======== Exercise input ========
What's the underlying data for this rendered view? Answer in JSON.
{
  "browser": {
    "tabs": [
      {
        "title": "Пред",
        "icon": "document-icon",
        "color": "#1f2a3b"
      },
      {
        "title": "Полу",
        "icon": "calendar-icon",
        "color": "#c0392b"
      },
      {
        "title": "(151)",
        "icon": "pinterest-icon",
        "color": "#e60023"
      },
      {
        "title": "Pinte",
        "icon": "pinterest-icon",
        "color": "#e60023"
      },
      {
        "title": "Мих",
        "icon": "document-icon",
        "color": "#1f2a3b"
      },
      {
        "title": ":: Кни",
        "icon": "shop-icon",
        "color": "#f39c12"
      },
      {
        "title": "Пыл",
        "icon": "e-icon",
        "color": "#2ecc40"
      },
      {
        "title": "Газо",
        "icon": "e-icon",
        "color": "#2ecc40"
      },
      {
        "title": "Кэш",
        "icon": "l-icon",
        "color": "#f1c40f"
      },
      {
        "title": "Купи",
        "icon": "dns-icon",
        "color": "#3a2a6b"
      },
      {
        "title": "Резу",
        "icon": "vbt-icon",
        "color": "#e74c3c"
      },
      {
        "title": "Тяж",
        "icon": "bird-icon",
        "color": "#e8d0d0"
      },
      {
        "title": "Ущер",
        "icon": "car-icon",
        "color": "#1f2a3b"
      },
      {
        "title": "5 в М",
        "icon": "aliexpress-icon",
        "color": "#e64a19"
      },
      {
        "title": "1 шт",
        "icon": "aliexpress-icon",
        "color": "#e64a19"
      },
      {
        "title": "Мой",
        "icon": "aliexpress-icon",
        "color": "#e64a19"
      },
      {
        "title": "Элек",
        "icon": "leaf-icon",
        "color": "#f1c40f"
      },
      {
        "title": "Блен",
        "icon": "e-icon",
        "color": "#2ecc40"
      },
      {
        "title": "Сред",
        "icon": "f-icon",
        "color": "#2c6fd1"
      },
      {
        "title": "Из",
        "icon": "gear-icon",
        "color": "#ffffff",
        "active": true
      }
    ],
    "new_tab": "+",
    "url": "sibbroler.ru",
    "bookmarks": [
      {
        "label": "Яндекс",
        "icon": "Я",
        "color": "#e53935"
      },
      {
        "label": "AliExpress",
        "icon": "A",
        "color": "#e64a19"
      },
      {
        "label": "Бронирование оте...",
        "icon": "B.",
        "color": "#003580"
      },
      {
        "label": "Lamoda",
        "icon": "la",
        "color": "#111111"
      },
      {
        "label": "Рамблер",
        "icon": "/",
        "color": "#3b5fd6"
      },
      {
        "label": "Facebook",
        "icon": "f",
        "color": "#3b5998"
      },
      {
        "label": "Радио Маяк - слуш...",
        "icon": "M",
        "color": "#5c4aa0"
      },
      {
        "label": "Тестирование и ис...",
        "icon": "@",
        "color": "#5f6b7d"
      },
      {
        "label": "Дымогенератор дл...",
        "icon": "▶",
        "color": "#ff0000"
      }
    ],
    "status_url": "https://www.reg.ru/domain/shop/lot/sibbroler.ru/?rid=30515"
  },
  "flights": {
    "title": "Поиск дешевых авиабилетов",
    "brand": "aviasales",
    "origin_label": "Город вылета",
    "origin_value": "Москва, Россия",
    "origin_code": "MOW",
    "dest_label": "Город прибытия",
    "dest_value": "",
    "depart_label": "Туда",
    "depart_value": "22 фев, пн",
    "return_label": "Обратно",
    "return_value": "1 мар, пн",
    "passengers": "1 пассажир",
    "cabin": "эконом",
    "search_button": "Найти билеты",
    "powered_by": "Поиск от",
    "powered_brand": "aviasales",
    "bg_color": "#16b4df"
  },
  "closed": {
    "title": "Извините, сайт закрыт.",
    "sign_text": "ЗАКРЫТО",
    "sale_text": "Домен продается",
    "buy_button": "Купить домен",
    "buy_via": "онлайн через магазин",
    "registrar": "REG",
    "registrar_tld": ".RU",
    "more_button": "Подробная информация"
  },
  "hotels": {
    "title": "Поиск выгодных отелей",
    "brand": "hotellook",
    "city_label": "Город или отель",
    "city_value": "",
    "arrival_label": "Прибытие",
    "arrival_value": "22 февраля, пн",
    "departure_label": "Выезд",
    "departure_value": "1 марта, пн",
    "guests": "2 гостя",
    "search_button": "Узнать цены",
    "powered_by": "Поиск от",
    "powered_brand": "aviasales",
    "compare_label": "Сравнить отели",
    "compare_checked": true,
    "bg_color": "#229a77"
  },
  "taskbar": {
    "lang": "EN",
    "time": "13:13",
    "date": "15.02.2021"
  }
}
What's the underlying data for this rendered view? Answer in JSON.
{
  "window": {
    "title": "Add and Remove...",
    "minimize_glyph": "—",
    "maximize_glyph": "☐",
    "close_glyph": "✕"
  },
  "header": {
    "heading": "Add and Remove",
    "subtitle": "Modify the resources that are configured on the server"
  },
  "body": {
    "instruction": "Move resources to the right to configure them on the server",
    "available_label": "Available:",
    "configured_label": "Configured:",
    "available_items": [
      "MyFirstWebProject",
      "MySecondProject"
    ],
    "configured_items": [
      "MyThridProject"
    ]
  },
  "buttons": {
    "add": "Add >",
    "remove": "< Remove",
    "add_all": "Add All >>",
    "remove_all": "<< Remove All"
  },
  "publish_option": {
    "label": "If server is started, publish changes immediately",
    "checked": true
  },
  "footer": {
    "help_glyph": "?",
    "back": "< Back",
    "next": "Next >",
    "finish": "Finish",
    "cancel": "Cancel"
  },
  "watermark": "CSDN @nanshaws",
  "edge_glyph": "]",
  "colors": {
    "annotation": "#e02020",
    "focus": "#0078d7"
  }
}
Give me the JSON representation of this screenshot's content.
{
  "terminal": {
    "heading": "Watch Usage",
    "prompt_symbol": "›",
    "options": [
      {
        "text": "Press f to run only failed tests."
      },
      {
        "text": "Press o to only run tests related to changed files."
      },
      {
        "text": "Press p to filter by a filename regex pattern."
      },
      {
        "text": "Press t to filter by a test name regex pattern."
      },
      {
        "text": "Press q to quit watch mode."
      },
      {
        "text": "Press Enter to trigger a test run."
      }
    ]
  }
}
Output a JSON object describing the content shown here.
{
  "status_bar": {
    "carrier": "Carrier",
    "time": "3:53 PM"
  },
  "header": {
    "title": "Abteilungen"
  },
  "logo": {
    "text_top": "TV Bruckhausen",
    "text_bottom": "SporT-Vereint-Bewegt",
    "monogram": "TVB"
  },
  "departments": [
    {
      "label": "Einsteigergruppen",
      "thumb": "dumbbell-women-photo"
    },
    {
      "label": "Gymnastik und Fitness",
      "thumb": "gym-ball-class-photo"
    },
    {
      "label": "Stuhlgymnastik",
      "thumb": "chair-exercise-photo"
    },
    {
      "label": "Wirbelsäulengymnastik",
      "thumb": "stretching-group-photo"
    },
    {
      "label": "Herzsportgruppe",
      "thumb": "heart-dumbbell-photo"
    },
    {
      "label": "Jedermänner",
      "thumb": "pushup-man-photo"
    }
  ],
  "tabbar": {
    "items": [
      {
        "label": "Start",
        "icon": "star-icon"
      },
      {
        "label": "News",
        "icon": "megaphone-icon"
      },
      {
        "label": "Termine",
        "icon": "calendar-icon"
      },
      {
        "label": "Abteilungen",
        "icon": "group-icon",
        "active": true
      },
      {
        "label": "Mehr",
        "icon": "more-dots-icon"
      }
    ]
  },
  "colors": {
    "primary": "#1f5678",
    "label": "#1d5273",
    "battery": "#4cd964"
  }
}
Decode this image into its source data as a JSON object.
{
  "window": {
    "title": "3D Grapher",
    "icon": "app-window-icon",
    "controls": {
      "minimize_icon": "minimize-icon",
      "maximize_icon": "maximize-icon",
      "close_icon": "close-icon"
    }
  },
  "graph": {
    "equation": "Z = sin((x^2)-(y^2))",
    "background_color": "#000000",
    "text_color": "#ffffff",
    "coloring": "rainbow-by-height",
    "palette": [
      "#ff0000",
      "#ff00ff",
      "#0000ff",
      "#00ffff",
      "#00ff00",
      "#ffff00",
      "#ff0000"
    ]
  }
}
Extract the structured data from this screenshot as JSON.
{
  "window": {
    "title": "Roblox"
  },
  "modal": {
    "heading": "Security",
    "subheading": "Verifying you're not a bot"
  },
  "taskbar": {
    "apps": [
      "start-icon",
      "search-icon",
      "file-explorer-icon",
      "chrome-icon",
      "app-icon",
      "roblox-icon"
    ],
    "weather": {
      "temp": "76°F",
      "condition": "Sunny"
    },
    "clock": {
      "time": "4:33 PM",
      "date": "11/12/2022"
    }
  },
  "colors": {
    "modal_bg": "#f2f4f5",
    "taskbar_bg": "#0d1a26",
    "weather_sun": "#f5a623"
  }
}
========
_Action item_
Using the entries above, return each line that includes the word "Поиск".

_Written solution_
    "title": "Поиск дешевых авиабилетов",
    "powered_by": "Поиск от",
    "title": "Поиск выгодных отелей",
    "powered_by": "Поиск от",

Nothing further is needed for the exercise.